[Opening Records section]
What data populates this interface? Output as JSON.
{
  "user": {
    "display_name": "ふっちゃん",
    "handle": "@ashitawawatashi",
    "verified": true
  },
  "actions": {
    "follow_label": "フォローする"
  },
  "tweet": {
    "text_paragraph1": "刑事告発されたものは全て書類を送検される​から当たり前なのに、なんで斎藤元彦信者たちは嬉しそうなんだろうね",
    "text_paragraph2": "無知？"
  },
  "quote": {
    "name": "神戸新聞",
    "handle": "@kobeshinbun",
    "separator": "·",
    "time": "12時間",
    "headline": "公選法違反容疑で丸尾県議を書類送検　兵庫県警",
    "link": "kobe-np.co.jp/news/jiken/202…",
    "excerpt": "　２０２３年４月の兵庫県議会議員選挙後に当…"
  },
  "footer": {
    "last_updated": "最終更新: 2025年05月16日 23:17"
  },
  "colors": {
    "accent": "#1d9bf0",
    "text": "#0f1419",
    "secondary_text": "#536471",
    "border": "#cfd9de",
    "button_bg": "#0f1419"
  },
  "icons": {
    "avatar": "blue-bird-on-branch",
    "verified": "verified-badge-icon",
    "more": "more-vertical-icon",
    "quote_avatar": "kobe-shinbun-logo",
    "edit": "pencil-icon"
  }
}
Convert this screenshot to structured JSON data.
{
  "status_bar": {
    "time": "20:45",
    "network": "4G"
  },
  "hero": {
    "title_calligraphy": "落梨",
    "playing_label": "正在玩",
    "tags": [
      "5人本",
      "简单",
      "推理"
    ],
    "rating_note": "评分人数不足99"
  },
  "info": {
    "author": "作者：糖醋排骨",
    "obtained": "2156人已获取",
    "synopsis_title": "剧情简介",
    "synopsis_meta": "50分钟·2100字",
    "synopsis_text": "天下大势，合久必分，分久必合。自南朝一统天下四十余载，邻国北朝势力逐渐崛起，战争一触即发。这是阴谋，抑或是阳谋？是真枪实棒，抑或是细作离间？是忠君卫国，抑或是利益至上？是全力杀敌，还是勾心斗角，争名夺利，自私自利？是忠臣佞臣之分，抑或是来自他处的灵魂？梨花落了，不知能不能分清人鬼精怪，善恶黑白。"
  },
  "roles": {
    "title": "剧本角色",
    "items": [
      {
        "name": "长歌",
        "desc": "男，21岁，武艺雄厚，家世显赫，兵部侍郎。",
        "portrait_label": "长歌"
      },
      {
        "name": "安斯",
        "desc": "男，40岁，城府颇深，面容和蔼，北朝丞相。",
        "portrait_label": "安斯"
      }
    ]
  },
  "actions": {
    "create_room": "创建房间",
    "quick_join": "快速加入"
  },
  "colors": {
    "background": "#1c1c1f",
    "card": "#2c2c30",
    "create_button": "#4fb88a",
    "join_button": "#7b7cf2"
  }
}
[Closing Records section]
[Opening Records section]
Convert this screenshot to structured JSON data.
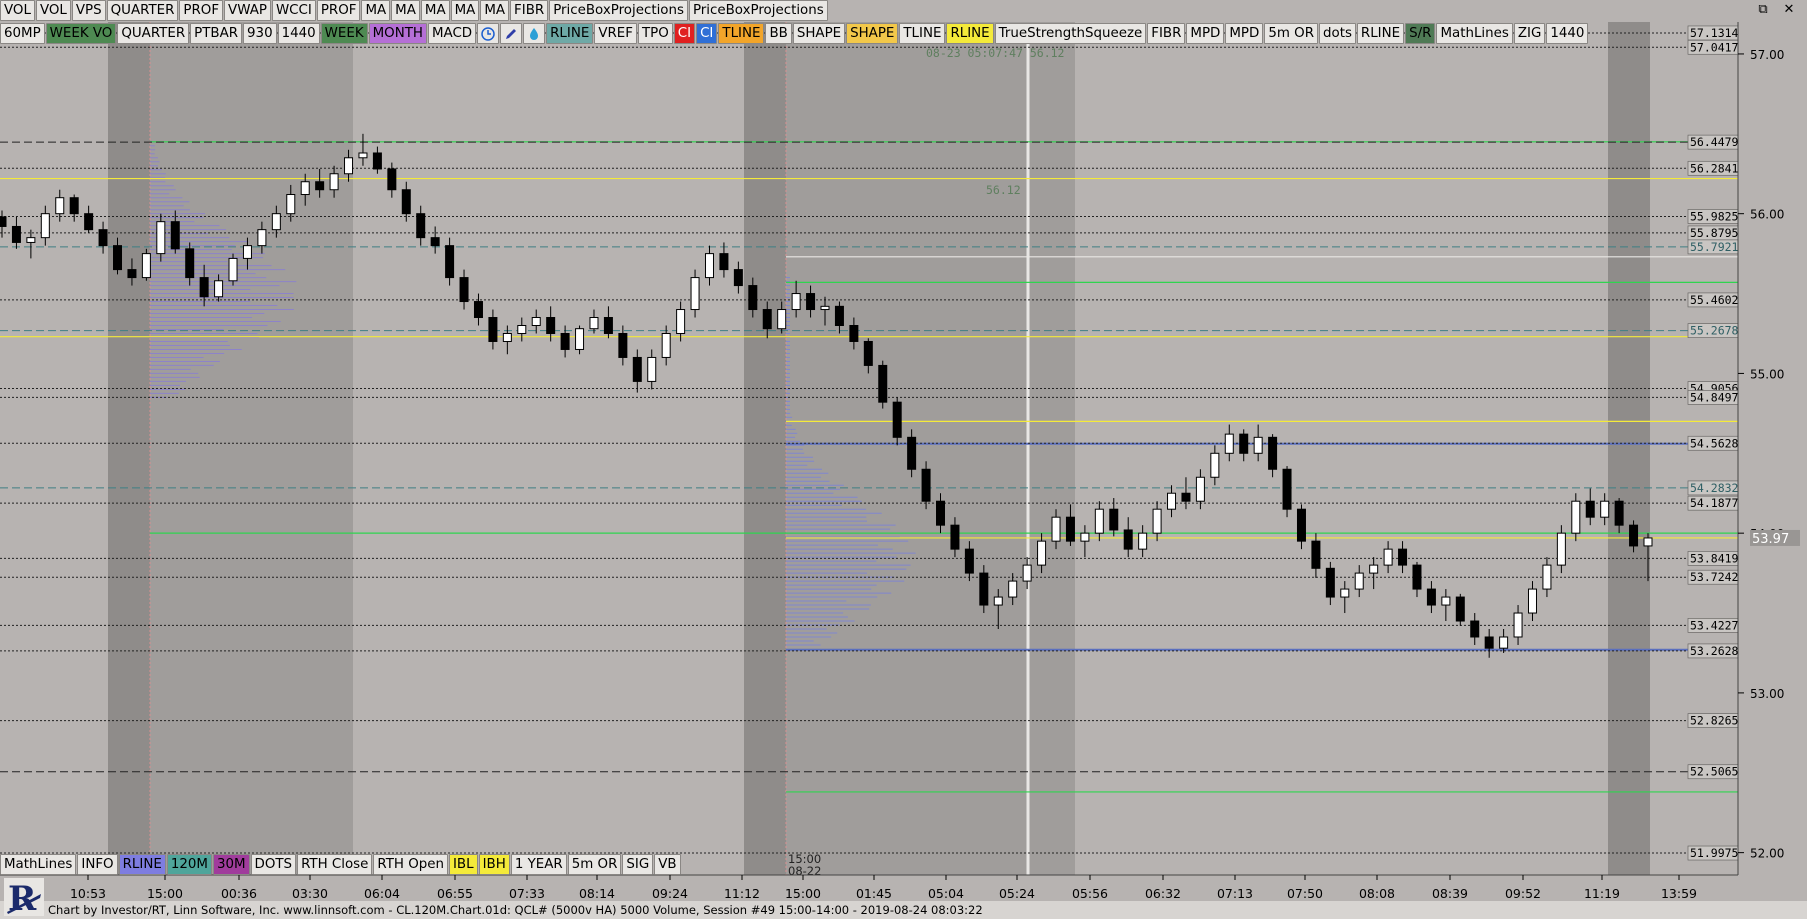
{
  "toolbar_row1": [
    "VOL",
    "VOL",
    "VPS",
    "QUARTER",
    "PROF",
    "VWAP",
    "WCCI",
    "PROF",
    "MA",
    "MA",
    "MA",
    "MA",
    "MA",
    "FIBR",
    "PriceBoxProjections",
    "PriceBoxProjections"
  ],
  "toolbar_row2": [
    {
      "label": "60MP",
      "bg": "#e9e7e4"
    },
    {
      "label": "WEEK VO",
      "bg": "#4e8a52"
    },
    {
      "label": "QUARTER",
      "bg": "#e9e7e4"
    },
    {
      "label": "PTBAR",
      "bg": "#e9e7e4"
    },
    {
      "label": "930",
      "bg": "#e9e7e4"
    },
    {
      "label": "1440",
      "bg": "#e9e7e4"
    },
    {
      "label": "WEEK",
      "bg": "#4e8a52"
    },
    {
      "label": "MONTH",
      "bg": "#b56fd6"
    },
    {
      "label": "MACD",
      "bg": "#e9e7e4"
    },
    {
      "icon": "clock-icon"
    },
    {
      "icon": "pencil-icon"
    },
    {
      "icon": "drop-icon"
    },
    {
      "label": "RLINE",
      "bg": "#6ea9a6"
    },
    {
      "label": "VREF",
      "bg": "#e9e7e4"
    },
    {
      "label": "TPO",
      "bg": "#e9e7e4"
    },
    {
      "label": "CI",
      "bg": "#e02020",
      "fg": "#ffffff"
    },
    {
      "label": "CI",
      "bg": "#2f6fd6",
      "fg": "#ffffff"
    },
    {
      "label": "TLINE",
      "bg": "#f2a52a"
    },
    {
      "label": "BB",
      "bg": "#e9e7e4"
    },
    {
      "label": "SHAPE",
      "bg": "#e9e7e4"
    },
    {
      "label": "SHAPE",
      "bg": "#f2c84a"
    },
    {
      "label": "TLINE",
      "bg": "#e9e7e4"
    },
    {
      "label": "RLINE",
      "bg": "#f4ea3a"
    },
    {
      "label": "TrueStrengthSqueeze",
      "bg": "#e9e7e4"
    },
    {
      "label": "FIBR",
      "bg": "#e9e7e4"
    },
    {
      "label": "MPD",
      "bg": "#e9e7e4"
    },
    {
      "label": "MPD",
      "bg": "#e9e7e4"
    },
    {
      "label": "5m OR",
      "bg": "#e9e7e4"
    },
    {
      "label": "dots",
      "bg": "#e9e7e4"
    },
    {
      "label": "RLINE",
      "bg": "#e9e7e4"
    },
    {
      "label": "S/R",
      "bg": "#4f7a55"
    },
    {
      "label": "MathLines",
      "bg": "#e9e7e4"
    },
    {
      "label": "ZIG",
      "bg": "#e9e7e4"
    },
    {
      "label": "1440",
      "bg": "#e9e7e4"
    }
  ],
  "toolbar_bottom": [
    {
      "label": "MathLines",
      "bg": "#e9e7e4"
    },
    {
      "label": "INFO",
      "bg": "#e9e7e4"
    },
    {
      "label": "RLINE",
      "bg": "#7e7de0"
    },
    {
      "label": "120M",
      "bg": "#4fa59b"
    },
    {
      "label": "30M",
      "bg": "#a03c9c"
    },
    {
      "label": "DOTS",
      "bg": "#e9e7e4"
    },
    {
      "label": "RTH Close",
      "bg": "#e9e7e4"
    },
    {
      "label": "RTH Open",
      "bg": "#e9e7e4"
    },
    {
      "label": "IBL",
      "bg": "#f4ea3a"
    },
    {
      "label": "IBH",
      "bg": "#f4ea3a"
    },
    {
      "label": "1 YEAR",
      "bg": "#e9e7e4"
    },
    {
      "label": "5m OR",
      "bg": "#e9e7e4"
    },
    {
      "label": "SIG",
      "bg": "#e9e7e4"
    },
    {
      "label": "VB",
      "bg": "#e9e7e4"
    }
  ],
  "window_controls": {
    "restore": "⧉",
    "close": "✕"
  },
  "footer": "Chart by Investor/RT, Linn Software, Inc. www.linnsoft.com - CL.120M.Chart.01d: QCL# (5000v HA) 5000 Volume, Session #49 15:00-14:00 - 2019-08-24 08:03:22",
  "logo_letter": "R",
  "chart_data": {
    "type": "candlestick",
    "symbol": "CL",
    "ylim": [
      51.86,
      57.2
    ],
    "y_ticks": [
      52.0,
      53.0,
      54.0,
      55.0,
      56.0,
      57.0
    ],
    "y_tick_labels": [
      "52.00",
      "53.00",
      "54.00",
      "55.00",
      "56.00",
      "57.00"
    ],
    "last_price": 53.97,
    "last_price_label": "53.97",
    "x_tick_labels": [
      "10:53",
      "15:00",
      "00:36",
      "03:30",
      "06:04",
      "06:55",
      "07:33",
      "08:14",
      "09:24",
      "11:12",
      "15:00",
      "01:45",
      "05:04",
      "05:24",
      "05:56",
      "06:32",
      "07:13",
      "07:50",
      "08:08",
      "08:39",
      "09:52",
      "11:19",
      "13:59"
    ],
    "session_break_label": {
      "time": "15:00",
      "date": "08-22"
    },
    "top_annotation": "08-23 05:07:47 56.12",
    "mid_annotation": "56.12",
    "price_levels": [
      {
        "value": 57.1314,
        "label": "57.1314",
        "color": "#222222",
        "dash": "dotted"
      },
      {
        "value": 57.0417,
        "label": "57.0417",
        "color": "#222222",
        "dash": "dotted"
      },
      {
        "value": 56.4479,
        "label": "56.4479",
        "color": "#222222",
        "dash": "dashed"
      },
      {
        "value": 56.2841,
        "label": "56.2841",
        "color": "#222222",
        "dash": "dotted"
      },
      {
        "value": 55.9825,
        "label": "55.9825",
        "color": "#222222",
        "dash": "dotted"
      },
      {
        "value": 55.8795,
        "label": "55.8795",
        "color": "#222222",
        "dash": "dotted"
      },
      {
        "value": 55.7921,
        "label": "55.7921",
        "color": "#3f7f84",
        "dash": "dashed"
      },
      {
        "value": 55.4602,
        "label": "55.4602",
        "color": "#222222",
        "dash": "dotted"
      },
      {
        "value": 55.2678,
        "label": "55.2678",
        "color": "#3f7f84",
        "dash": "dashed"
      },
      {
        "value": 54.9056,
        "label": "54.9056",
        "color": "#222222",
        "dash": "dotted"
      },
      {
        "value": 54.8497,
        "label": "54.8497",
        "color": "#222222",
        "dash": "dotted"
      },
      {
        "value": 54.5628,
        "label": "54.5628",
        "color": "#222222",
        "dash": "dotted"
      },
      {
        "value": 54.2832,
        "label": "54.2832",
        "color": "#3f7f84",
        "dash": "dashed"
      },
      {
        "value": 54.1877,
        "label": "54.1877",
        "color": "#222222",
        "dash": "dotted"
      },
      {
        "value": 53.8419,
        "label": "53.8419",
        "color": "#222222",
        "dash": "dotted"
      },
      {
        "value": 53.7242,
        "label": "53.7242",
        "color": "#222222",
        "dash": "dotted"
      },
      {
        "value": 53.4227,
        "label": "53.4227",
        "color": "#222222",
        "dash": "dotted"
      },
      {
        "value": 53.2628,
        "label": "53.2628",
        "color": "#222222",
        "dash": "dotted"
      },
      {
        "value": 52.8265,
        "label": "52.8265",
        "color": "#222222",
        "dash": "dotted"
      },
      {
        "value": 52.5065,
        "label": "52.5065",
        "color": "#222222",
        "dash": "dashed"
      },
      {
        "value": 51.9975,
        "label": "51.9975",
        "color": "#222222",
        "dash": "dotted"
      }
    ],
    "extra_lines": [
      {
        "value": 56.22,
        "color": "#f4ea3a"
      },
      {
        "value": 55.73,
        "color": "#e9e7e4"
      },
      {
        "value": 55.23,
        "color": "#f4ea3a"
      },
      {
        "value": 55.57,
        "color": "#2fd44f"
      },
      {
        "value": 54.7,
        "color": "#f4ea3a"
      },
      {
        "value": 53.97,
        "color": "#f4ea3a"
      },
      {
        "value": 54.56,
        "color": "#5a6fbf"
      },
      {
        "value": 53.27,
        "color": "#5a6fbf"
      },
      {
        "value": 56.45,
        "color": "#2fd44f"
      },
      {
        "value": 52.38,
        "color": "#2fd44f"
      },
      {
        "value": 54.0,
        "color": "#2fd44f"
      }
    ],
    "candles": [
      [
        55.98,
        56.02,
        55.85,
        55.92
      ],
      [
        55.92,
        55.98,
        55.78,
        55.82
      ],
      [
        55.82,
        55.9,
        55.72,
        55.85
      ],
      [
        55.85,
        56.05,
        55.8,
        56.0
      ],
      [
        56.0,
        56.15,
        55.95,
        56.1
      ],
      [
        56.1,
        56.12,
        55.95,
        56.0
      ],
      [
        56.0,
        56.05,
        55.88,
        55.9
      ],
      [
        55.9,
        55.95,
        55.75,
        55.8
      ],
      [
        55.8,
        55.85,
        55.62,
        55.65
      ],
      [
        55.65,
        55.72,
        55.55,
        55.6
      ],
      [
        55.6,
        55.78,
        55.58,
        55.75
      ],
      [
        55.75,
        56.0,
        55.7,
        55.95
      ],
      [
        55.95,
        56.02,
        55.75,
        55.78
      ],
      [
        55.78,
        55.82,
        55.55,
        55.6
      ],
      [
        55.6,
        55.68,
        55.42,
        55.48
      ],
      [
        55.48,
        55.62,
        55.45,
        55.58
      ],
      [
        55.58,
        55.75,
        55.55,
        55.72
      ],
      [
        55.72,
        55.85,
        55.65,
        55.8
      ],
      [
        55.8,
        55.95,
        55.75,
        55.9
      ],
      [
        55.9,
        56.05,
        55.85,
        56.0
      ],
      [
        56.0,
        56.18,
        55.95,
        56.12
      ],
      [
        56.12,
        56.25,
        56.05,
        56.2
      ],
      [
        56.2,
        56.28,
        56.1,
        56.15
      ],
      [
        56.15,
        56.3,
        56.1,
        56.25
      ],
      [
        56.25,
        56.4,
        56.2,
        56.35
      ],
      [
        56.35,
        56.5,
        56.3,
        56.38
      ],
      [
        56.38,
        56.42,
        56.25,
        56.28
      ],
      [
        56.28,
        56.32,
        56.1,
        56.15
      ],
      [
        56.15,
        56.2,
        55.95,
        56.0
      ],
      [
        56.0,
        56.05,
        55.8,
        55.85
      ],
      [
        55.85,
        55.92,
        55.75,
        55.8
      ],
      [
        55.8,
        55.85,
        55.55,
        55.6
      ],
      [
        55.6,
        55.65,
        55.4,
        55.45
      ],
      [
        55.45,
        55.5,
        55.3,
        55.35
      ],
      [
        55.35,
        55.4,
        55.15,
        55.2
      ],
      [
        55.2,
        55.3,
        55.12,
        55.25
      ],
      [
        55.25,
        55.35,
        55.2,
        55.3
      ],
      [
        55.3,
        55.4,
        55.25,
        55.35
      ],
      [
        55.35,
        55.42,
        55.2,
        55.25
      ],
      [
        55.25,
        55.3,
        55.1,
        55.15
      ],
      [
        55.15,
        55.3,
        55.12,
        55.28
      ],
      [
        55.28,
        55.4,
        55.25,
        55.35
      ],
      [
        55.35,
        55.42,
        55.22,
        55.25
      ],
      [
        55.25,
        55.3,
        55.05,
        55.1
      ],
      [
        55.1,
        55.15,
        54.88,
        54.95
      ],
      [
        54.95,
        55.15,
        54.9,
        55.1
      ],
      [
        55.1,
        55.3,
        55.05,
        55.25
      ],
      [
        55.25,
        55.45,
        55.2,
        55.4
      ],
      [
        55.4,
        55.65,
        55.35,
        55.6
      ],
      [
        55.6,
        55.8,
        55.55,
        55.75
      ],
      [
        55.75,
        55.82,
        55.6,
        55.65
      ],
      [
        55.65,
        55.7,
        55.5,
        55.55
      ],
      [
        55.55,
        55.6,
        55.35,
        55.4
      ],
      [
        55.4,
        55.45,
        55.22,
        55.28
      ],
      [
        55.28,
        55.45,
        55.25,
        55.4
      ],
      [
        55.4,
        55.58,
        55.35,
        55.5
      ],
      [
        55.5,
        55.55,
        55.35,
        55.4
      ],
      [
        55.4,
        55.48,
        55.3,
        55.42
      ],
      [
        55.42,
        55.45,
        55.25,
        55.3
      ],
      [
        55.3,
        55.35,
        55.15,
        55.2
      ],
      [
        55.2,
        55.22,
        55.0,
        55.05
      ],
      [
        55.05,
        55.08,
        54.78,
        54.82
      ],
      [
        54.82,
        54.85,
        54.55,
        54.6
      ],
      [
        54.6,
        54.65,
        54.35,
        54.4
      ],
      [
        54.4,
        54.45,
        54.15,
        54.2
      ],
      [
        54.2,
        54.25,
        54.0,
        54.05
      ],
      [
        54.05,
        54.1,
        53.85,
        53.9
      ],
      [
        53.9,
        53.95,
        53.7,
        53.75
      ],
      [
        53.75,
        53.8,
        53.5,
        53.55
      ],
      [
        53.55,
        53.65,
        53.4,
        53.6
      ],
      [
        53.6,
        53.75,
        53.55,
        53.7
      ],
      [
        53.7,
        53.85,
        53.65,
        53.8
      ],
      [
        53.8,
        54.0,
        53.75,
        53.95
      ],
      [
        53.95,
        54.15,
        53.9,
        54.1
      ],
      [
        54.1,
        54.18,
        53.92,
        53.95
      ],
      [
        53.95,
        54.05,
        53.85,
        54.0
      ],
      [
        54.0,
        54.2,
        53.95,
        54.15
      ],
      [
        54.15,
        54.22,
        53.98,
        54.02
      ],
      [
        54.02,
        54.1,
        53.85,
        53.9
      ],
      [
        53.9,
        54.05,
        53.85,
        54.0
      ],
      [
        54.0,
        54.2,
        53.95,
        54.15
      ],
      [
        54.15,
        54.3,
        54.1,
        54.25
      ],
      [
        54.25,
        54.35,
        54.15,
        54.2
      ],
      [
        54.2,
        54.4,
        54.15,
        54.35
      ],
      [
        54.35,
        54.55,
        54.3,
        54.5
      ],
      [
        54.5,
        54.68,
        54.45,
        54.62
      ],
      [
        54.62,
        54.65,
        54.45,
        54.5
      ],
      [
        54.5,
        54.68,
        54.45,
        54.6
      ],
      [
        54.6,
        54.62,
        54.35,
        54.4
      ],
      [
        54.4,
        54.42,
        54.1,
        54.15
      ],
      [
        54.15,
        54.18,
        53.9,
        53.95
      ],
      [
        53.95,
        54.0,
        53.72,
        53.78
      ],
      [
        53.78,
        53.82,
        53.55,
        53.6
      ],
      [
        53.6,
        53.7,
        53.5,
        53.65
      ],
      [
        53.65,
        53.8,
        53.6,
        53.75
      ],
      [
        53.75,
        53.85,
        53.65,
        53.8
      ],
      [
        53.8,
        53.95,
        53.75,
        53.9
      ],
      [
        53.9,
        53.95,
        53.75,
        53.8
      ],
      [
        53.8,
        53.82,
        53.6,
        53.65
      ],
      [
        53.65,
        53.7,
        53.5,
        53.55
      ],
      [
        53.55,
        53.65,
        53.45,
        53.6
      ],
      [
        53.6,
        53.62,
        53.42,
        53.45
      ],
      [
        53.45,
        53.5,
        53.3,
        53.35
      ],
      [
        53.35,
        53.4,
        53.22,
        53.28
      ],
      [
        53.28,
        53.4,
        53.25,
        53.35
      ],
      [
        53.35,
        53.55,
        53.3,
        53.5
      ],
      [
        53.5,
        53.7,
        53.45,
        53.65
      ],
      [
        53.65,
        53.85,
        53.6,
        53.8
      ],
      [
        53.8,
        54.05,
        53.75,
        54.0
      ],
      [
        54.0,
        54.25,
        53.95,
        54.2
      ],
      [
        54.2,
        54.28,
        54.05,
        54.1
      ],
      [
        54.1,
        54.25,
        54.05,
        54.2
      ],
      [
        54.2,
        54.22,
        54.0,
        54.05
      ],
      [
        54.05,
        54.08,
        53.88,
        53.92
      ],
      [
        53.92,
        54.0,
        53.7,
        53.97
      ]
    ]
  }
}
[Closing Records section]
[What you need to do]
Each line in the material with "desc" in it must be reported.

[Task output]
        "desc": "男，21岁，武艺雄厚，家世显赫，兵部侍郎。",
        "desc": "男，40岁，城府颇深，面容和蔼，北朝丞相。",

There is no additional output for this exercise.